Help for ‘Special Populations’
While they debate the future direction of vocational programs, education groups and members of the Congress will also be renewing the struggles over funding and administrative control that have marked past reauthorization bills.
The sharpest battle is likely to come over the division of funds between assistance for the overall improvement of programs and “set-asides” for the handicapped, the disadvantaged, and other “special populations.”
Current law allocates 43 percent of funds for program improvement, and 57 percent for special populations.
Several groups have called for increasing the share of funding allocated for overall improvement.
Organizations representing school administrators and state directors of vocational education favor a 50-50 split, for example, while the state school chiefs want the program-improvement share to reach 68 percent over five years.
But efforts to transfer funds from special populations to program improvement face strong opposition.
“We were among the leading advocates for assuring that adequate funds would serve special populations,” said Mr. Edwards of the n.e.a. “We certainly would be very opposed to any provision to undermine the federal commitment to serve those who have been underserved in the past.”
In an early draft of its reauthorization proposal, the a.v.a. had called for an equal division of funds between the two categories. However, leaders of the group decided last spring to drop the idea.
But most groups are willing to support changes allowing greater flexibility in the division of funds among the six different special populations. Existing law establishes specific set-asides, such as 10 percent for handicapped students and 8.5 percent for single parents.
The ccsso and the a.v.a. have proposed giving the Secretary of Education authority to allow states with different population needs to shift some of the funds.
The community-college groups have proposed that states be allowed to set spending for each set-aside within a target range, instead of having to meet an exact percentage.
Representatives of school administrators want the states to have complete discretion in determining the percentages for each special population, “as long as the state demonstrates that special students are being served.”
Other specific suggestions affecting program administration include a proposal to allow local school representatives to negotiate with the Education Department over regulations for the law, and a proposal to strengthen the department’s office of vocational and adult education by giving the assistant secretary for vocational education many of the powers currently assigned in the law to the Secretary of Education.
Another controversial recommendation would require that postsecondary institutions receive at least 40 percent of all Perkins funds. Groups representing secondary-school programs are likely to resist the provision, offered by the American Association of Community and Junior Colleges.
Currently, the law does not specify how funds are to be split between secondary and postsecondary institutions. A report by the National Assessment of Vocational Education released last fall showed a wide disparity in state distribution of funds. Some states direct all federal funds to postsecondary institutions, it found, while others direct their funds exclusively to secondary schools.

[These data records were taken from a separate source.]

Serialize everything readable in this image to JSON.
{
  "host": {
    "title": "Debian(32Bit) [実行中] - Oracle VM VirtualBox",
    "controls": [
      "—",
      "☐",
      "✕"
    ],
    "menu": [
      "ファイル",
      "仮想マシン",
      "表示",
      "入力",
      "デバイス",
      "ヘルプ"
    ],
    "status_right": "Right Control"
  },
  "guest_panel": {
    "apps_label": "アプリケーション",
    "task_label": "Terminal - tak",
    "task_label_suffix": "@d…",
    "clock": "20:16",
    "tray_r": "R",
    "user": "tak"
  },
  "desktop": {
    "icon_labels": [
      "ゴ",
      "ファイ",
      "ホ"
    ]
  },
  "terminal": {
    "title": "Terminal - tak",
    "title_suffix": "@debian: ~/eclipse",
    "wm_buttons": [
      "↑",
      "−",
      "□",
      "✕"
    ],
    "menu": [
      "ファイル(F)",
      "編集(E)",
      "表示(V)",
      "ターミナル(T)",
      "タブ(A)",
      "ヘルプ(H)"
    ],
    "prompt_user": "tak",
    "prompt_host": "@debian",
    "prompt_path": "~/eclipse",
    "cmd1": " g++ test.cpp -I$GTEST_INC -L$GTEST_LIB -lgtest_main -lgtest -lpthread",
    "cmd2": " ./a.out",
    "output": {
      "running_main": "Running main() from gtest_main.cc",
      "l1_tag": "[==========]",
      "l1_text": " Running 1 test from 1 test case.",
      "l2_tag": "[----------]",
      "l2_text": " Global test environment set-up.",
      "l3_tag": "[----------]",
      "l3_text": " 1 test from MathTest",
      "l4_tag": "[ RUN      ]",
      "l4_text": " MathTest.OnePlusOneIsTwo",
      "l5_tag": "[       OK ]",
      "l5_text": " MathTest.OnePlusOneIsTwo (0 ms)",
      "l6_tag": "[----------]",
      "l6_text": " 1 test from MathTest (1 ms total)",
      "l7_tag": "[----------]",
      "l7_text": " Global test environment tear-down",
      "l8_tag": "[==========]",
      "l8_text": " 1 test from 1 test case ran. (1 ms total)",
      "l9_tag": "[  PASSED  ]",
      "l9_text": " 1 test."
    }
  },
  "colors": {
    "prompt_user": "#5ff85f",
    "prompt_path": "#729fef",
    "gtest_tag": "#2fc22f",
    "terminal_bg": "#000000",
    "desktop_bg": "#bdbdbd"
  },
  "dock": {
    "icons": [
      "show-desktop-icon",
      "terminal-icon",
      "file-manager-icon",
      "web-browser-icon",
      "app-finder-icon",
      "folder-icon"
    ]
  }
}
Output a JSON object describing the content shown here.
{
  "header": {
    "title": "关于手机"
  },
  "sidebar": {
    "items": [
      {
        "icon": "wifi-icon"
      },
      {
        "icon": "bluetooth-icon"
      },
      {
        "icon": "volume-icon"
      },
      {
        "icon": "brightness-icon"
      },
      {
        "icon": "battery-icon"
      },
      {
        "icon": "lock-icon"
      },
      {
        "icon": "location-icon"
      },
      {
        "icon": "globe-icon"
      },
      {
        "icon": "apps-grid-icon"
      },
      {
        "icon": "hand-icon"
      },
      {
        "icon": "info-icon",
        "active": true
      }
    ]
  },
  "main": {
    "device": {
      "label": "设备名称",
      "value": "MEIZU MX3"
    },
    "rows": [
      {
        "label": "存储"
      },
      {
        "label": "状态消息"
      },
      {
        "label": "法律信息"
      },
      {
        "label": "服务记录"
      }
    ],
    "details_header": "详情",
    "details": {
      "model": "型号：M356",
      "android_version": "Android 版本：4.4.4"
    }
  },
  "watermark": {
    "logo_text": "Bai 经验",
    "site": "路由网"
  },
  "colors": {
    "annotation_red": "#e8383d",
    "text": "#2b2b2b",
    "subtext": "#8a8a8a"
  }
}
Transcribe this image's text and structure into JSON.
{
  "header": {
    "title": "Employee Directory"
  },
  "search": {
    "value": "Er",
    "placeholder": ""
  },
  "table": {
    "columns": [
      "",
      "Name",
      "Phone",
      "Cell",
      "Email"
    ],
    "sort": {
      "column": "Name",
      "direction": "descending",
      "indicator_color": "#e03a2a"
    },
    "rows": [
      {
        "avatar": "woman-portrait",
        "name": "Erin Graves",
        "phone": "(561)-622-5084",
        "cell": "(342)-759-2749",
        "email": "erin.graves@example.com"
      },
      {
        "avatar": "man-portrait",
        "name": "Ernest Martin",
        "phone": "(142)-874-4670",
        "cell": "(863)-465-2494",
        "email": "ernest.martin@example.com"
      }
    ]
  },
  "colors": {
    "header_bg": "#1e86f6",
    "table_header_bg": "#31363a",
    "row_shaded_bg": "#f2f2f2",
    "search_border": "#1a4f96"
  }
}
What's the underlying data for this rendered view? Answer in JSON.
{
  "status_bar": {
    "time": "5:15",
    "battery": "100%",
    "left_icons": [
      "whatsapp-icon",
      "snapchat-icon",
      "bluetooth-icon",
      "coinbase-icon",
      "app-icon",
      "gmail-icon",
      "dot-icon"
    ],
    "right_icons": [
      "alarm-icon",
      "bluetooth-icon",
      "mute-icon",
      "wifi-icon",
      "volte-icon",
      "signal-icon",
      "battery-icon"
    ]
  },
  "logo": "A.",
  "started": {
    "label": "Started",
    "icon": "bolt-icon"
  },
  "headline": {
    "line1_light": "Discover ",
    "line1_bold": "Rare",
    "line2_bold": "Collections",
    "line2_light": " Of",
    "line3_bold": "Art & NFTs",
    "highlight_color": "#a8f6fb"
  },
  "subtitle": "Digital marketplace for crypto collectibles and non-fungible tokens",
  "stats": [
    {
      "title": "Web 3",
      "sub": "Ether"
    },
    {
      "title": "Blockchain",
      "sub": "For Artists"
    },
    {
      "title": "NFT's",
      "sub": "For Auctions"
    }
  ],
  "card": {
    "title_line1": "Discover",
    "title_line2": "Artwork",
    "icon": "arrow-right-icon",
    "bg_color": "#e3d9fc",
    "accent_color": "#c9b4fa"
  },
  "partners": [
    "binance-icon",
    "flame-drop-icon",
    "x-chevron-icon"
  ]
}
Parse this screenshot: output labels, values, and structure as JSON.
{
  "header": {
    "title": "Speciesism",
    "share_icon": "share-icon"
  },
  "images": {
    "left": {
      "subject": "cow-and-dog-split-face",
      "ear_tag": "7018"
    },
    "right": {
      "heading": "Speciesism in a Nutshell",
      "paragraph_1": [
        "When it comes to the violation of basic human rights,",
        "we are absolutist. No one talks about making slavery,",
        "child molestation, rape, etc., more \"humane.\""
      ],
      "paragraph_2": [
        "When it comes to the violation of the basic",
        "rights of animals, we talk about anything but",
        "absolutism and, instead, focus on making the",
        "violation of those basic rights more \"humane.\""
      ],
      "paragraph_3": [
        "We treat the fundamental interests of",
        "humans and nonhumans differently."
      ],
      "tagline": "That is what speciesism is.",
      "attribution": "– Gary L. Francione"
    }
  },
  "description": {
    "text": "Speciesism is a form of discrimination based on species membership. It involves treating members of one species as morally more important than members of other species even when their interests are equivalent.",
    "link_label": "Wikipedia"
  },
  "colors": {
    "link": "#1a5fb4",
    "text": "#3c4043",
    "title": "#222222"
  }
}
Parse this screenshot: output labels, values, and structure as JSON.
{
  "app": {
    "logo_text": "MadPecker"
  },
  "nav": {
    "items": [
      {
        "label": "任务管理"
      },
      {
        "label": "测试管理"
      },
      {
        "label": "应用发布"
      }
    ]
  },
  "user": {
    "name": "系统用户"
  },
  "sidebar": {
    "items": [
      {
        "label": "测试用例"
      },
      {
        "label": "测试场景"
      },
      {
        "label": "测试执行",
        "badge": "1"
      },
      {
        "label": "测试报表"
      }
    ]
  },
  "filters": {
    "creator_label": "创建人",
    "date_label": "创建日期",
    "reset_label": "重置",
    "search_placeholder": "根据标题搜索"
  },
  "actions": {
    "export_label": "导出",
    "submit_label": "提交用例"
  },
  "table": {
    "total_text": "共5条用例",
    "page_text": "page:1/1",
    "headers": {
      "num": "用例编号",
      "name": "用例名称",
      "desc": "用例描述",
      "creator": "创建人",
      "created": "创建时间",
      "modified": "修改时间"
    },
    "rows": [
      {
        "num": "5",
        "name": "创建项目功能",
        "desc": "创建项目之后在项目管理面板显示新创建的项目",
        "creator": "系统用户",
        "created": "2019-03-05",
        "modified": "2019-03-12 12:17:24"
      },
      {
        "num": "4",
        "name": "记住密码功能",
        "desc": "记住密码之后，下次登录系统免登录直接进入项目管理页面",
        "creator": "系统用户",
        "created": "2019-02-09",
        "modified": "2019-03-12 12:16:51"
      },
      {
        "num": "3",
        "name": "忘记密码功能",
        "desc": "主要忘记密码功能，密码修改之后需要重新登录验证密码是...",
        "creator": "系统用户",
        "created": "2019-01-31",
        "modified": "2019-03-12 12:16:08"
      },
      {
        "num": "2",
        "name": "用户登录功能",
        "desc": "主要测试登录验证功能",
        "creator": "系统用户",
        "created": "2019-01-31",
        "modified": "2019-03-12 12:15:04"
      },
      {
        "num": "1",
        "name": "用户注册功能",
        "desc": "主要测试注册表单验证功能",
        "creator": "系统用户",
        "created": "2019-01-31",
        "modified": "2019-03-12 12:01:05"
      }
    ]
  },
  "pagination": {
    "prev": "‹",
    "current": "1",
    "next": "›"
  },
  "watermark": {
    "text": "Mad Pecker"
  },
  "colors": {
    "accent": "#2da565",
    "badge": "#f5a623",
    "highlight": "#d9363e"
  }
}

The national average of funds going to postsecondary institutions is 40 percent, the study indicated.
Lobbyists also will be pushing the Congress to increase the overall authorization level for vocational assistance.
“If what we are talking about is moving existing funds around between different goals, then we are not going to move this program forward,” Mr. Edwards said.
But the call for additional resources may meet resistance, Mr. Edwards predicted.
“Many of the past champions of vocational education, like Carl Perkins and Robert Stafford, aren’t there anymore,” he said. “We have to embark on a rather significant education process and reinvigorate the Congress.”
A version of this article appeared in the February 15, 1989 edition of Education Week as Reauthorization Debate May Set Stage For Vocational Sector’s Revitalization